These cuts are emblematic of how libraries across England have been struggling against ever encroaching cuts. In what seemed like a particularly cruel irony Northamptonshire council announced the drastic move of shuttering 21 libraries (whilst a further 22 would only be open one day a week for eight hours) on World Book Day itself. The move was made following a consultation with locals, and follows protests and petitions from thousands of residents, along with world famous authors including the Northampton dwelling novelist/genius/oddball Alan Moore and His Dark Materials author Philip Pullman. Public libraries seem to be undergoing a protracted rear-guard action in the face of a rather stark economic reality; problems compounded by the fact that Carillion, that vanquished corporate behemoth, was (for a reason that presumably made sense to someone somewhere) responsible for the management of library services in several London boroughs through a non-profit arm called Cultural Community Solutions, which has caused chaos due to Carillion’s collapse.
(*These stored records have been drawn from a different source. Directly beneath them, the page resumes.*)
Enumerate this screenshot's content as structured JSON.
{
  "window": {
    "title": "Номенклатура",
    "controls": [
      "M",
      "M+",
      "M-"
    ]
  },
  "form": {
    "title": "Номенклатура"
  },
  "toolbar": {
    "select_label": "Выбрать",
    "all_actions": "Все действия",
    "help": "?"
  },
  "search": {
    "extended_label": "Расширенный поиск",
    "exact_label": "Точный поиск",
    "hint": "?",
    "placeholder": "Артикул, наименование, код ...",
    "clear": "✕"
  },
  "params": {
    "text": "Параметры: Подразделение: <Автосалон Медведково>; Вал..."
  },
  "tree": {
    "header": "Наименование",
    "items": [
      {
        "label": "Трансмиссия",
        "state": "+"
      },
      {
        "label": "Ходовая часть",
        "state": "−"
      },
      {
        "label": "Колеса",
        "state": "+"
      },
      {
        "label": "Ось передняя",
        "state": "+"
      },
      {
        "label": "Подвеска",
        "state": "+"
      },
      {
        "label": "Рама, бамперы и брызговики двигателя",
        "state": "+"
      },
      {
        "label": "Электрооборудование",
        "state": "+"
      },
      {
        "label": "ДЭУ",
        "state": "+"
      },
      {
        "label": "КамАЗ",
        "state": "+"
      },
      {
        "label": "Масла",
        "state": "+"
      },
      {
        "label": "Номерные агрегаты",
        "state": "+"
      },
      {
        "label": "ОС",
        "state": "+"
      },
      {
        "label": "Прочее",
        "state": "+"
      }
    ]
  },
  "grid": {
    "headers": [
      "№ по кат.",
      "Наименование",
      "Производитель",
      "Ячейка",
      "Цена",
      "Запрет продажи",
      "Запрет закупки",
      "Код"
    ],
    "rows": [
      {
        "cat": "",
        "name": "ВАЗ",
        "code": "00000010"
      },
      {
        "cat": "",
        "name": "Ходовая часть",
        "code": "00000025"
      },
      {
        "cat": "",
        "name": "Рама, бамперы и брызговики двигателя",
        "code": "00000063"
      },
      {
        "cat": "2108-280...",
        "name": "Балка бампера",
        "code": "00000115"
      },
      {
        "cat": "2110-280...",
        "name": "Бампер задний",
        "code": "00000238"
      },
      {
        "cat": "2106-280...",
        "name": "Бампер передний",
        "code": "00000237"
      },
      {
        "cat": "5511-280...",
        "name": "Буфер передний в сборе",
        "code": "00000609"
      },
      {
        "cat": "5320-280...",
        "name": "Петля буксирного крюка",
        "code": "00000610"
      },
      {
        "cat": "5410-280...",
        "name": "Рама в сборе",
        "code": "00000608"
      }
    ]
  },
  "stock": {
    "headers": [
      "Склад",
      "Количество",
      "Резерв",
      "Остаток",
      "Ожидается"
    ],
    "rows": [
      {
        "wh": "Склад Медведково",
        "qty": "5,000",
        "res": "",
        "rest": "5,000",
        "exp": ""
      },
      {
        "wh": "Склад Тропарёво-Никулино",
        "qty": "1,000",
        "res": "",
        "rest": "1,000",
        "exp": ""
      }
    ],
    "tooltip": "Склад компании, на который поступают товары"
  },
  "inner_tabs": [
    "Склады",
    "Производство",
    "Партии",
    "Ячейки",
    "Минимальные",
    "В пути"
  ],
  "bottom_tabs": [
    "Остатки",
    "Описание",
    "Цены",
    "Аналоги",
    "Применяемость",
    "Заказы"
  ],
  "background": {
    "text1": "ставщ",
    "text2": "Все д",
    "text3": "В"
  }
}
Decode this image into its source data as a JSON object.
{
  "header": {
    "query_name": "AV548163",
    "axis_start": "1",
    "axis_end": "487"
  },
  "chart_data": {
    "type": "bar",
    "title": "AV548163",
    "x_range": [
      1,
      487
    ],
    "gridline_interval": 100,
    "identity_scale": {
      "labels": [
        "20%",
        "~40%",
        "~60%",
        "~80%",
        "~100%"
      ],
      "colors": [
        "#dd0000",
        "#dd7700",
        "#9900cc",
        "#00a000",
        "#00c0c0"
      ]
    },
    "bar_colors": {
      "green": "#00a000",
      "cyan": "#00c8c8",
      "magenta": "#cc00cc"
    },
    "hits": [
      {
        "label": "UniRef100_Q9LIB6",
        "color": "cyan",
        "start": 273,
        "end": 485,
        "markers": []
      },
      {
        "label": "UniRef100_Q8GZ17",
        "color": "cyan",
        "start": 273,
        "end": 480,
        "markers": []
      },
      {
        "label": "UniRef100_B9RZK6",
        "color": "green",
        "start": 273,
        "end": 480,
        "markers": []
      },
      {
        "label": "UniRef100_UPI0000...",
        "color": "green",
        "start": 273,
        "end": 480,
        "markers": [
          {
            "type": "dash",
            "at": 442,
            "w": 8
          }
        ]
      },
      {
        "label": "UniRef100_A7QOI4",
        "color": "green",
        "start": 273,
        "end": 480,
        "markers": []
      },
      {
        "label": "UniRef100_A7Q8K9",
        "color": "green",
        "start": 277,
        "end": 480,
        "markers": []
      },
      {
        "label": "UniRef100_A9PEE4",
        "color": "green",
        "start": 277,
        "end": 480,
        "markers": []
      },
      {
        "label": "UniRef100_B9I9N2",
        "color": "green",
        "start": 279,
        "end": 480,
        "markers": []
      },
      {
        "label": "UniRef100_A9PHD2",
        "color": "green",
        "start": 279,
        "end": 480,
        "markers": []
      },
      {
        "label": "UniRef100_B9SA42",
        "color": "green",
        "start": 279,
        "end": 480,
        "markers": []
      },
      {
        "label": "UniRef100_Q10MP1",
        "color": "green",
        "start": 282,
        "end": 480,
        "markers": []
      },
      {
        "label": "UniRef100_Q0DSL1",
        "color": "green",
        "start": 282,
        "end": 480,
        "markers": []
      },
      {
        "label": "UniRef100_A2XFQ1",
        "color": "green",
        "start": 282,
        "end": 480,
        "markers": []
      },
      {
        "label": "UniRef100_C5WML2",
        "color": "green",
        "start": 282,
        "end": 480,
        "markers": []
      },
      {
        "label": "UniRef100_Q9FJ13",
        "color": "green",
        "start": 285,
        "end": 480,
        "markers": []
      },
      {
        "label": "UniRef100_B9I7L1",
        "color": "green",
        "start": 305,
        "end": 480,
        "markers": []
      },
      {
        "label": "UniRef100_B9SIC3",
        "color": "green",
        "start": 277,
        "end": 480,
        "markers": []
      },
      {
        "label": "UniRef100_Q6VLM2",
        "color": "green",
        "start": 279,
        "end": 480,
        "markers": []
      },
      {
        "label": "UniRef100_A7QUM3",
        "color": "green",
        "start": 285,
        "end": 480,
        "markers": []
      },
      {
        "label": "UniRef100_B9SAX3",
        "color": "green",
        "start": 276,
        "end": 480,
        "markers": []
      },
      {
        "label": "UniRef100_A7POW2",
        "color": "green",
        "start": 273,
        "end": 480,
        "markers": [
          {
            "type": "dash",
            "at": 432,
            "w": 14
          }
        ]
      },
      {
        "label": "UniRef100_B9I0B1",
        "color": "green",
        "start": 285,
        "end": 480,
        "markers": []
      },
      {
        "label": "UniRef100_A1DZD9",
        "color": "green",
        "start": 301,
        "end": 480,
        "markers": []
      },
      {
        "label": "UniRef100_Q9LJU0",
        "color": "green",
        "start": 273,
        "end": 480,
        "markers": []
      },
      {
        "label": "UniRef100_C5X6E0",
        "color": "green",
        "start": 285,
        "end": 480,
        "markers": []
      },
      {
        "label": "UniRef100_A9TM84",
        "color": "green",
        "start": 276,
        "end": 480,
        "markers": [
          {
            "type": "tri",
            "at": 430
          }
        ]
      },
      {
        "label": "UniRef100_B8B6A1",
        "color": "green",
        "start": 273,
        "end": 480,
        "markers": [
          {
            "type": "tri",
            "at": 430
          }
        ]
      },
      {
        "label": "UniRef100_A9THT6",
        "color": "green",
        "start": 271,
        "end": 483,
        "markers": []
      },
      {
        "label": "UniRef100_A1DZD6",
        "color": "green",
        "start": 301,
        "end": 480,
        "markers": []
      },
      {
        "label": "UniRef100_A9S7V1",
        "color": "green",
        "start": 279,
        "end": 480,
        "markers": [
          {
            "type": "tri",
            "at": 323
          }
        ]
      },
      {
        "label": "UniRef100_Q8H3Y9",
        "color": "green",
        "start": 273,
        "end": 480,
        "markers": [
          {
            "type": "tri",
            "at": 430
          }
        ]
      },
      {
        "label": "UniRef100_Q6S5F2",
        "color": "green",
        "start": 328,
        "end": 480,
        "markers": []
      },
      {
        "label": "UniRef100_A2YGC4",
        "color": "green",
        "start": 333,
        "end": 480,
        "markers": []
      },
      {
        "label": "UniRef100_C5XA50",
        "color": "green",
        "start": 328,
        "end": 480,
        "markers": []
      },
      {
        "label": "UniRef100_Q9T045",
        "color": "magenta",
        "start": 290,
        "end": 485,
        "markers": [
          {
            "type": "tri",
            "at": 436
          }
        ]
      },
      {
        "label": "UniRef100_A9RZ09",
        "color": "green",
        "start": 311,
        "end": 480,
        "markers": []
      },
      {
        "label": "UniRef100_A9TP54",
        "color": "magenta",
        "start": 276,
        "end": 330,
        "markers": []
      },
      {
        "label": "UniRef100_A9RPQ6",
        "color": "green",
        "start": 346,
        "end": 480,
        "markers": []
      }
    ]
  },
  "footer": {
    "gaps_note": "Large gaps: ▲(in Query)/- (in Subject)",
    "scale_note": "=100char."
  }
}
This is not the end of the bad news for books to bubble up around what should be the time of year where they are most celebrated. The results of the annual National Literacy Trust survey (also released on World Book Day, a March 1st that will clearly live in infamy) found that over half of children at Key Stage Two are not being read to at home. This is particularly disheartening information, as not only does it hold implications on how increasingly glowing screens are expanding to take on the role of unofficial babysitter for more and more children, but also because studies have shown that children are encountering more and more fake news online and a staggering 20% of children aged between eight and 15 believe everything they read online is true, and 35% of UK teachers say pupils have cited fake news or false information found online as fact in their work.
Reading comprehension, a big part of the Key Stage 1 and 2 curriculums, is particularly important for preparing children to become critically literate. It helps children accurately understand and interpret information by making connections between what they read and what they already know, working out what is important, and spotting the difference between fact and fiction. Other curriculum areas help to build the foundation skills needed to develop strong critical literacy skills, such as reading a wide range of texts for different purposes, learning about inference, and identifying how language structures and presentation contribute to meaning. If libraries continue their steady wane and children are left to fend for themselves on an internet engorged with lies, damn lies and Donald Trump’s tweets then humanities future won’t bright, it’ll be spray tan orange.